|Running Time:||120 Minutes|
Does Platoon offer anything new to the well-trodden war genre?
Chris Taylor enrolls for the United States military from a rich family background, but he quickly learns that it’s not what he expected and he might be in over his head.
The beginning of the film jumps straight into the action in Vietnam, showing Taylor (Sheen) as a newbie among the other soldiers, setting him as a weaker character right from the outset. This is reinforced some-fifteen minutes into the film where he thinks he’s dying after a minor wound while other men are actually dying around him. Using this, his discussed background, and a voice-over focusing on the letters he sends to his Grandma all add more depth to his character, while isolating him from the rest of his platoon. This also helps to prepare the viewer for the important switch in his attitude we see later where he stands tall and comes of age with a wartime mentality as be becomes one of the braver characters in the group. Throughout, twenty year old Charlie Sheen gives a great performance and manages to come alive when competing against other loud voices in the alpha male group.

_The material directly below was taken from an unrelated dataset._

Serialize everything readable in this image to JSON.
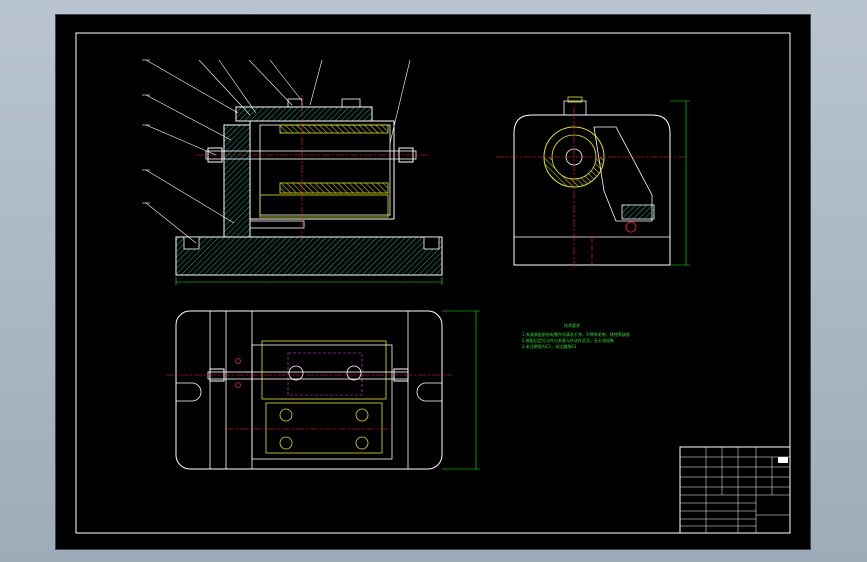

The platoon’s dynamic is highly strung and makes for a fantastic watch and is helped enormously by a great supporting cast, including the likes of Forest Whitaker and John C. McGingly. Additionally, Tom Berenger’s Sgt. Barnes is great in the villain/cold-hearted role (he even has a scar on his face to cement his bad-ass-ness) outlined with a non-caring attitude towards his colleagues, and even going far enough to want to kill them. On the other side, Willem Dafoe’s Sgt. Elias is the least aggressive towards Taylor, instantly allowing him to become a likeable character and more importantly a friend to our lead. The film often walks the line of a thought provoking piece at how men react in a largely alpha male environment, and how these reactions differ when it actually comes down to the wire and the true characters show through, and it does this successfully, but ultimately it stays as an easy to watch story about men trying to out-man each other.
The brutality of some of the scenes is undeniable and really pushes, and sometimes even surpasses, the boundaries of immorality. This is again perhaps best conveyed with the help of Taylor’s reactions, working as a central point to engage with and relate to as the person least familiar to the barbarous situation. By threatening to kill children and with body parts flying around, it’s certainly not light-hearted, but as far as the story goes, it’s easy to follow without too much depth. Despite that, the plot doesn’t disappoint and is largely built up by the characters and their combined story.
The character transformation by Taylor is great to watch, starting out as a naive rookie in way over his head and eventually becoming a cold blooded killer that can more than hold his own, and to supplement this is a great supporting cast. Platoon has a great dynamic between a lot of different characters and handles them all superbly.